It houses a restaurant concept from the team behind successful Amsterdam eateries Visaandeschelde and The Roast Room. The restaurant is open all day, offering light refreshments and a full menu of international dishes reflecting the neighborhood’s multicultural identity. There are versatile spaces for meetings and events upstairs.
“This project is very much aligned with our mission – the openness of the design combined with detailing and innovation. Hospitality projects are very personal to us as an extension of the service-minded approach we bring to our work.”
Following the Levels
The Traveller is designed to be seamlessly integrated with its surroundings, creating a dynamic relationship between the interior and exterior. The design made optimal use of the differences in level of the area, including a bicycle route on one side and a higher-lying motorway on the other. These height differences in the ground level continue in the pavilion. The concrete stairs on the ground level connect exactly to the concrete stairs in the interior, with only the glass facade as a separation.
Free from the Façade
The client’s brief was a flexible transparent building with an open, airy, and flowing interior adaptable to changing functions. The result is a sleek, organically curved glass pavilion with two wooden cores, containing all functions, that never touch the glass façade. This separation provides the freedom to adjust the cores if needed, while the open layout of both floors allows for variations in future uses.
Shading from the Sun
Strikingly transparent and with a welcoming organic form, the Traveller incorporates glass panels of the largest possible size, with a width of 2.4 meters and a height of almost 4 meters. As a result, only two panels were needed in the lower parts of the building and three panels on the highest part. Because of the desired transparency and curvature there were limitations in foils and in thickness to mitigate solar radiation. This required engineering a system that combines interior sun shading with drawing warm air from right behind the facade, which reduces the heating of the space. Combined with light reflecting indoor blinds, warm air between the glass facade and blind is extracted into a cove in the wooden ceiling.
“It is always said that indoor blinds do not work well, because the heat is already inside. This is partly the case. But we solved that with the principle of the Dutch climate facade, where the warm air between the glass facade and screen at the top is extracted into a cove.”

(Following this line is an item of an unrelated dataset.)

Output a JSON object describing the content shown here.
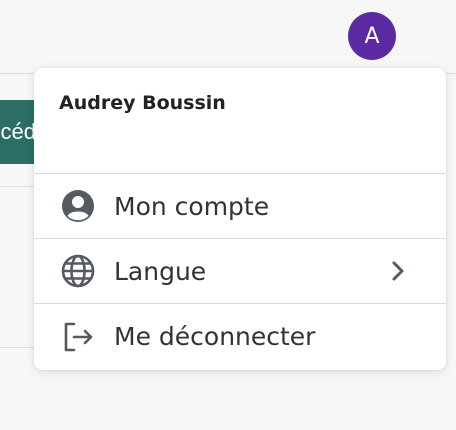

The wooden ceiling of the pavilion has the double curved shape of a ship’s hull and consists of 250 unique fins, with curved and twisted parts in larch wood. Modeling the connections was a challenge because the shape of the roof edge is not the same as the facade contours. An additional challenge was the roof’s slight slope and its design as a green roof that, at its lowest point, includes specialized drains.
EDGE, G&S Vastgoed (Interior: The Traveller - Michiel Deenik, Neal Valentijn, Jeroen van Brussel)
Powerhouse Company (interior collaboration of Powerhouse Company, Studio BvanB and OFFICE RBGV)
Stijn Kemper, Nanne de Ru, Stefan de Meijer, Robbert Verheij, Gerben Knol, Alex Niemantsverdriet, Bjørn Andreassen, Erwin van Strien, Fernando Diez, Franca Houg, Gert Ververs, Helena Tse, Koen van den Dungen, Lesia Topolnyk, Max Tala Nossin, Melanie Lo, Mike Hansen, Peter Lee, Rafael Zarza García, Thowalfakar Humady
Van Rossum Raadgevende Ingenieurs, Deerns Raadgevende Ingenieurs, Studio Rublek, DGMR, Basalt
Koninklijke Tichelaar Makkum, Derako, IFS
Sebastian van Damme
We are Powerhouse Company, an award-winning architecture office based in Rotterdam, the Netherlands. Our story begins in 2005. Newly founded back then, we operated from kitchen tables in Rotterdam and Copenhagen. We have since grown into a multidisciplinary office of around 100 professionals, with international studios in Beijing, Oslo and Munich. Along the way we have won a number of prizes, including the Dutch Design Award, the Maaskant Prize and the AM/NAI Award.
Some things don’t change however. We are still led by founder Nanne de Ru, these days along with Paul Stavert, Stijn Kemper, Stefan Prins, Sander Apperlo (Munich) and Johanne Borthne (Oslo).